Unless the human race perspire more than I do, there is no occasion to live by the sweat of their brow. If men cannot get on without money (the smallest amount will suffice), the truest method of earning it is by working as a laborer at one dollar per day. You are least dependent so; I speak as an expert, having used several kinds of labor.
You have done nothing, and have protested that you have done nothing, to injure the South. And yet, to get back the shoe trade, you must leave off doing something that you are now doing. What is it? You must stop thinking slavery wrong! Let your institutions be wholly changed; let your State Constitutions be subverted, glorify slavery, and so you will get back the shoe trade — for what? You have brought owned labor with it to compete with your own labor, to underwork you, and to degrade you! Are you ready to get back the trade on those terms?
Our minds must have relaxation: rested, they will rise up better and keener. Just as we must not force fertile fields (for uninterrupted production will quickly exhaust them), so continual labor will break the power of our minds. They will recover their strength, however, after they have had a little freedom and relaxation.
Some are "industrious," and appear to love labor for its own sake, or perhaps because it keeps them out of worse mischief; to suchI have at present nothing to say. Those who would not know what to do with more leisure than they now enjoy, I might advise to work twice as hard as they do,--work till they pay for themselves, and get their free papers.
Active love is a harsh and fearful thing compared with the love in dreams. Love in dreams thirsts for immediate action, quickly performed, and with everyone watching. Indeed, it will go as far as the giving even of one's life, provided it does not take long but is soon over, as on stage, and eveyone is looking on and praising. Whereas active love is labor and persistence, and for some people, perhaps, a whole science.
It was natural and perhaps human that the privileged princes of these new economic dynasties, thirsting for power, reached out for control over government itself. They created a new despotism and wrapped it in the robes of legal sanction. In its service new mercenaries sought to regiment the people, their labor, and their property. And as a result the average man once more confronts the problem that faced the Minute Man.
To me, it appears no unjust simile to compare the affairs of this great Continent to the mechanism of a clock, each state representing some one or other of the smaller parts of it which they are endeavoring to put in fine order without considering how useless & unavailing their labor is unless the great Wheel or Spring which is to set the whole in motion is also well attended to & kept in good order.
If Edison had a needle to find in a haystack, he would proceed at once with the diligence of the bee to examine straw after straw until he found the object of his search. … I was a sorry witness of such doings, knowing that a little theory and calculation would have saved him ninety per cent of his labor.

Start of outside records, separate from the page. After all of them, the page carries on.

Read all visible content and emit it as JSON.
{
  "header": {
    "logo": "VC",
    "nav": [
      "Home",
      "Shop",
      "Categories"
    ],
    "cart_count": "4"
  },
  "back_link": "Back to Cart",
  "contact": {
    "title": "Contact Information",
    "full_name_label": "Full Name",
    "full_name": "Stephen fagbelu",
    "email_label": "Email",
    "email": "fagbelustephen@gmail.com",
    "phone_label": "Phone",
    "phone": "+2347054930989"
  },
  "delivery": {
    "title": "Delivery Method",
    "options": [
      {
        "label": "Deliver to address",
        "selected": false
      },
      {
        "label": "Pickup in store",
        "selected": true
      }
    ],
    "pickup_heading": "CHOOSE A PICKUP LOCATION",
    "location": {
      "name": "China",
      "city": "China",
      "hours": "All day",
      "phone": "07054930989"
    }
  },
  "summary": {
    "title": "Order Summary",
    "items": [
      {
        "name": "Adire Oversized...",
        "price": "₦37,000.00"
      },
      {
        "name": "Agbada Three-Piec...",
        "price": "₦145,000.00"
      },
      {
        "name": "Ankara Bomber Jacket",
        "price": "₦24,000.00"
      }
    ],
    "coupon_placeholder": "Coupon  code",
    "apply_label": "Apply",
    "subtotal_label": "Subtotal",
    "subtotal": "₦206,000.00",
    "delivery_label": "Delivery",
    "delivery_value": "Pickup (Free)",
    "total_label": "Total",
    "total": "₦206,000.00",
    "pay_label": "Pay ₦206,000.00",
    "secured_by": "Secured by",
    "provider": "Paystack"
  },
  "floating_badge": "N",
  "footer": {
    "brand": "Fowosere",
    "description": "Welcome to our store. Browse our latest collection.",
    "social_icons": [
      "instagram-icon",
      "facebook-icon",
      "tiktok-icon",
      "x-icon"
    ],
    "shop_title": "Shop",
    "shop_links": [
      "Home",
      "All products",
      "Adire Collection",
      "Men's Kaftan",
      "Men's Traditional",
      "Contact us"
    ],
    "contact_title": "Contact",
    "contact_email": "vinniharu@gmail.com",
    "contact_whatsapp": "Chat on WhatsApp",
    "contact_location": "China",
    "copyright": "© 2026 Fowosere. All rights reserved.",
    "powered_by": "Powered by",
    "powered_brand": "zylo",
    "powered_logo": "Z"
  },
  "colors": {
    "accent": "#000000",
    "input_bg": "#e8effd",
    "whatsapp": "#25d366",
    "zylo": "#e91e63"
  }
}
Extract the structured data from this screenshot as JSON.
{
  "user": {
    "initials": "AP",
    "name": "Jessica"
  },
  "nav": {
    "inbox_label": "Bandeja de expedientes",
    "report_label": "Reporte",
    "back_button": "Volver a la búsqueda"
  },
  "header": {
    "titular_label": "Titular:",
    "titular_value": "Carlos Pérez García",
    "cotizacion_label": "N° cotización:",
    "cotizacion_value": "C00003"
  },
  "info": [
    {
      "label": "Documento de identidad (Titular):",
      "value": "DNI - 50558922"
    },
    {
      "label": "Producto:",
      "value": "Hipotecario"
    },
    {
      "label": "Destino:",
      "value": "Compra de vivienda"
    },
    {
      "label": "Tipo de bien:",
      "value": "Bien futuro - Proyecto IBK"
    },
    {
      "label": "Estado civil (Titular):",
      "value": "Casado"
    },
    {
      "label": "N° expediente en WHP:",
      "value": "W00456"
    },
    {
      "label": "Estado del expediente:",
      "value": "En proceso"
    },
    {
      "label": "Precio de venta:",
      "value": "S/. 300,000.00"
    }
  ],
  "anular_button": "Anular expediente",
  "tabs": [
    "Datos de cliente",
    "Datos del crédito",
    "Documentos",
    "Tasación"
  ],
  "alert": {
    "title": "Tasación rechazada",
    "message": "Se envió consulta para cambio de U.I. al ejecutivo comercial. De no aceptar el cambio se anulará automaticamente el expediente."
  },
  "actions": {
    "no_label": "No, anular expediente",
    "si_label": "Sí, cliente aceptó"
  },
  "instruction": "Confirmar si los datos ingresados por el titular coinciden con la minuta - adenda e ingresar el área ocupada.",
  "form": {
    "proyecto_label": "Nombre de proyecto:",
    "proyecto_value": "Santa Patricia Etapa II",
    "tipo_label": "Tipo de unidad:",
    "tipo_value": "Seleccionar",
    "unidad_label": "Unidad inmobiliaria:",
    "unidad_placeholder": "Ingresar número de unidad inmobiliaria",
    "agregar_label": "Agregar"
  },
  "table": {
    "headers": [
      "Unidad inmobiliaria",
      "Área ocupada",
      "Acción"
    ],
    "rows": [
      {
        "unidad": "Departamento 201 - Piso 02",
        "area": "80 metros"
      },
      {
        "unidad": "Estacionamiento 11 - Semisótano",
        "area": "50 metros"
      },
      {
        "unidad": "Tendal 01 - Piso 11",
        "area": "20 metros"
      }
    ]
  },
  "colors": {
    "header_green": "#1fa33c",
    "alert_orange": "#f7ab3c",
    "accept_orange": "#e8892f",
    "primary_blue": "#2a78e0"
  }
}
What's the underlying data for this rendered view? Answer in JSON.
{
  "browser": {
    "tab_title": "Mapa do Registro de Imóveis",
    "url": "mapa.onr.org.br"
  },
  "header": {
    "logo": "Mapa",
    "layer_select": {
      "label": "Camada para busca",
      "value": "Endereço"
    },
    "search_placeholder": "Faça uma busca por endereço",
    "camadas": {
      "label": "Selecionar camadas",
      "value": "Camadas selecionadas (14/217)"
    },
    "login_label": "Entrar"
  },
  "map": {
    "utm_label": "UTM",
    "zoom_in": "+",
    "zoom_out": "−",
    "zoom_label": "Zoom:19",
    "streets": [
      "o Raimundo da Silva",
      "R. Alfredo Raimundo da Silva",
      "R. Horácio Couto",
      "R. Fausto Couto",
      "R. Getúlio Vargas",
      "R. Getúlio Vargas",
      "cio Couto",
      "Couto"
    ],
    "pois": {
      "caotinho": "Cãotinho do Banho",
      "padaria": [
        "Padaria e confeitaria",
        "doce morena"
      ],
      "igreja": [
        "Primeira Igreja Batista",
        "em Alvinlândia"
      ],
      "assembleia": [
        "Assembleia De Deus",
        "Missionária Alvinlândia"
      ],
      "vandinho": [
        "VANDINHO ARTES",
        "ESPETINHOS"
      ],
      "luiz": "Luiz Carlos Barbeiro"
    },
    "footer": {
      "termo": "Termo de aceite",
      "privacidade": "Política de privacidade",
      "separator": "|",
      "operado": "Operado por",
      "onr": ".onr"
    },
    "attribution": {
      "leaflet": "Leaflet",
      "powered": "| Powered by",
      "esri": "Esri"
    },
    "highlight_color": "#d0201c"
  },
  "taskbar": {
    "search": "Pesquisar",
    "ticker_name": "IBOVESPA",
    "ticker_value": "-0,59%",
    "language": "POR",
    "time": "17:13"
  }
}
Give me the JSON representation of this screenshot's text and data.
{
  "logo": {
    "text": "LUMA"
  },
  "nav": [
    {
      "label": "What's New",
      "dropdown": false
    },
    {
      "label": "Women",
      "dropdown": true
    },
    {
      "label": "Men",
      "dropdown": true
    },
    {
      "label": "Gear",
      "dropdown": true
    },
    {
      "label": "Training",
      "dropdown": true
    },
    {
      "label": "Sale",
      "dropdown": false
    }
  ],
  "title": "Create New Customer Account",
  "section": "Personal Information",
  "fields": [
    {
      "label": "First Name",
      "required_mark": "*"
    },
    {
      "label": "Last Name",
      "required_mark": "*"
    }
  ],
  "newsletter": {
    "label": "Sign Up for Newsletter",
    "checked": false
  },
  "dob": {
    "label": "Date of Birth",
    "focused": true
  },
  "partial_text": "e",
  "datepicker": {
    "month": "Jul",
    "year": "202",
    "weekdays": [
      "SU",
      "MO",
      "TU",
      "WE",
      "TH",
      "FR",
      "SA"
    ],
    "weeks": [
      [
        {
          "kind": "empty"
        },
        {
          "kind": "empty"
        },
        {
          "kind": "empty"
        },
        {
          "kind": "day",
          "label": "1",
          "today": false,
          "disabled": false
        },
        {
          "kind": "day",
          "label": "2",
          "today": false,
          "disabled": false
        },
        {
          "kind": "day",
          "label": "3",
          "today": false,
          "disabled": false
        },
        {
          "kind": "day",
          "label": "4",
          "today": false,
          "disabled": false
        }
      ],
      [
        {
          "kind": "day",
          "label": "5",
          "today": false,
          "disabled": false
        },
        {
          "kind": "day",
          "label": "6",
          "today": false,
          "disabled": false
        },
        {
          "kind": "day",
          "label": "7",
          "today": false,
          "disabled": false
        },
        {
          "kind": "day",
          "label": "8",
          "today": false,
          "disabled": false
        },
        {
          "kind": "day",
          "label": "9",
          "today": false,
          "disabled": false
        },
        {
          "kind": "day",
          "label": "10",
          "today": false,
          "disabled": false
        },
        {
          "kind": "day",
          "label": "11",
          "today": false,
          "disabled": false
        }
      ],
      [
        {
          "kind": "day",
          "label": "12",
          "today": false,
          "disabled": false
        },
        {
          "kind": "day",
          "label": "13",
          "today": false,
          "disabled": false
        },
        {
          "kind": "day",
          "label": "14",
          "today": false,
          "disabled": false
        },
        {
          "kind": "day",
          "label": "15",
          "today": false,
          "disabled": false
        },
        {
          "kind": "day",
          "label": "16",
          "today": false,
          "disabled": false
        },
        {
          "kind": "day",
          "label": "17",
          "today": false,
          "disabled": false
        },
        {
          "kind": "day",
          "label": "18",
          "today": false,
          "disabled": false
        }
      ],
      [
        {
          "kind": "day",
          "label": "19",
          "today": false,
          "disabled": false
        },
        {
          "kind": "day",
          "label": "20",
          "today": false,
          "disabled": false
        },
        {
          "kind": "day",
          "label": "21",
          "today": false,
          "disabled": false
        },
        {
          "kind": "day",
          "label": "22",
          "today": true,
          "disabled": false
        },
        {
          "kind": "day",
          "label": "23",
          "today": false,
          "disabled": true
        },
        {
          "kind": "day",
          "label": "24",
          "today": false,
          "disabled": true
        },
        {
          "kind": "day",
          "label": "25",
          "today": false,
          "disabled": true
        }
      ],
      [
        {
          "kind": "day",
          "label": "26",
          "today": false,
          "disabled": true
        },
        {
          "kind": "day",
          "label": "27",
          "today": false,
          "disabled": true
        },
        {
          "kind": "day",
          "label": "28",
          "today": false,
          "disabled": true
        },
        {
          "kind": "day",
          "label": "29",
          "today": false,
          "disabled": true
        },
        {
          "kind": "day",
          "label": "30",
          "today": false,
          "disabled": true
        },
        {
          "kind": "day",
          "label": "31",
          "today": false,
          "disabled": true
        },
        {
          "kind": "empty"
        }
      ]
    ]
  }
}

Concern for man himself and his fate must always form the chief interest of all technical endeavors, concern for the great unsolved problems of the organization of labor and the distribution of goods— in order that the creations of our mind shall be a blessing and not a curse to mankind. Never forget this in the midst of your diagrams and equations.
Taxes are paid in the sweat of every man who labors. If those taxes are excessive, they are reflected in idle factories, in tax-sold farms, and in hordes of hungry people, tramping the streets and seeking jobs in vain. Our workers may never see a tax bill, but they pay. They pay in deductions from wages, in increased cost of what they buy, or in unemployment throughout the land.
We must make our choice between economy and liberty or confusion and servitude...If we run into such debts, we must be taxed in our meat and drink, in our necessities and comforts, in our labor and in our amusements...if we can prevent the government from wasting the labor of the people, under the pretense of caring for them, they will be happy.